Tuesday, 14 December 2021 at 16:30

Add to Calendar ▼2021-12-14 16:30:002021-12-14 17:30:00Europe/LondonEnrichment of microRNA Using a Novel Avalanche Photodiode-based Benchtop Cell SorterExtracellular Vesicles (EVs): Technologies and Biological Investigations in Coronado Island, CaliforniaCoronado Island,

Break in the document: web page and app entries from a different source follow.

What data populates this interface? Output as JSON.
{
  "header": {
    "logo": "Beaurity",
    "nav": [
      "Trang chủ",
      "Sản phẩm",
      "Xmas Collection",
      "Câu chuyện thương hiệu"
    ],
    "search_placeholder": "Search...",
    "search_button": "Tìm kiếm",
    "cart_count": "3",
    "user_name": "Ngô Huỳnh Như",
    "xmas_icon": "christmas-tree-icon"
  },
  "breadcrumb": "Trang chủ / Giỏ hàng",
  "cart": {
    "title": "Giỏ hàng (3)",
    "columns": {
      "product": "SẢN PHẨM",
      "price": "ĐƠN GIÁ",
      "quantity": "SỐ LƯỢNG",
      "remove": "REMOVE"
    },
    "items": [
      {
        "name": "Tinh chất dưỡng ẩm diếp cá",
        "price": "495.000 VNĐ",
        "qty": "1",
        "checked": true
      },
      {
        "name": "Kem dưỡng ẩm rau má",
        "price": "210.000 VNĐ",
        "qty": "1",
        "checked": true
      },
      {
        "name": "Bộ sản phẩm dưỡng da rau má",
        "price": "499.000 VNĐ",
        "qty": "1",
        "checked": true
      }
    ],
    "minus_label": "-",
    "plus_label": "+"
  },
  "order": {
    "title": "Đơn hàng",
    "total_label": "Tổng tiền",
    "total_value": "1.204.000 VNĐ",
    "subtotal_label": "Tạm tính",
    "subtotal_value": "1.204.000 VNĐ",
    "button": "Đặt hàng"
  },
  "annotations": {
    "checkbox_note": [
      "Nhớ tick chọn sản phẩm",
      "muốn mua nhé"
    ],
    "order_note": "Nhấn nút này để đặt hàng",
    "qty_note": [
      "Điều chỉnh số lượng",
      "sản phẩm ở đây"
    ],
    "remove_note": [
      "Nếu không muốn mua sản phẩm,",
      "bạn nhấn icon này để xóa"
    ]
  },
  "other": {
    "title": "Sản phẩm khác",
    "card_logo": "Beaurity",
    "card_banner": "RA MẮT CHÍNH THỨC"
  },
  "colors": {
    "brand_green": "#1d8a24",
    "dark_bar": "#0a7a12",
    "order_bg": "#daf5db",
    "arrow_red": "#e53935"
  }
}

In the past few years, extracellular vesicles (EVs) have rapidly become one of the most studied entities. EVs are characterized by their outer lipid layer and internalized cargo such as microRNA (miR). EVs and their cargo have been shown to regulate gene expression and alter cell function in various cell types (Kreimer et al., 2015, Mantel et al., 2013). Isolation and molecular profiling of subsets of EVs (i.e., RNAs, proteins, lipids, metabolites) are critical for understanding the biogenesis of EVs and their potential utility as biomarkers (Pereira et al., 2020). To this end, flow cytometry has been employed for the analysis, characterization, and phenotyping of EV populations and their cargo in a technique called nano-flow cytometry. While nano-flow cytometry has become more prevalent as an analysis tool and undergone standardization formats (Welsh et al., 2020), nano-sorting is neither well defined nor a commonly used technique. Historically, this is due to the complexity of the technique and instrumentation necessary for sorting of EVs (Morales-Kastresana et al., 2019, Kormelink et al., 2015). In this study, the CytoFLEX SRT, a semiconductor based benchtop cell sorter equipped with avalanche photodiodes and optimized signal detection, (Brittain et al., 2019) is utilized for the detection and nano-sorting of miRs in EV populations. Platelet EVs, red blood cell EVs, and neutrophil EVs are mixed with molecular beacons (MBs) targeted to miR495, miR451, and miR148 respectively. MBs are nucleic acid sequences locked in a hairpin conformation with a quencher signal and fluorophore attached to the end (Tyagi, 1996). Upon binding with a specific target RNA sequence, the quencher is spatially moved from the fluorophore and a fluorescent signal is produced. Upon analysis of the EV populations with MBs via VSSC and fluorescent thresholding, fluorescent positive signals corresponding to the particular miR target were sorted. Sorted samples were verified via microscopy and PCR analysis and compared to fluorescent negative miR EVs The presence of EV populations and subsequent increased target miRs, verified via dark field and fluorescent microscopy, confirm sorting efficiency compared to the negative population. Additionally, CT values from the PCR analysis show 8x difference in miR detection between positive and negative sorted samples. These results show the CytoFLEX SRT to be a viable instrument for nano-sorting.

Add to Calendar ▼2021-12-13 00:00:002021-12-15 00:00:00Europe/LondonExtracellular Vesicles (EVs): Technologies and Biological InvestigationsExtracellular Vesicles (EVs): Technologies and Biological Investigations in Coronado Island, CaliforniaCoronado Island,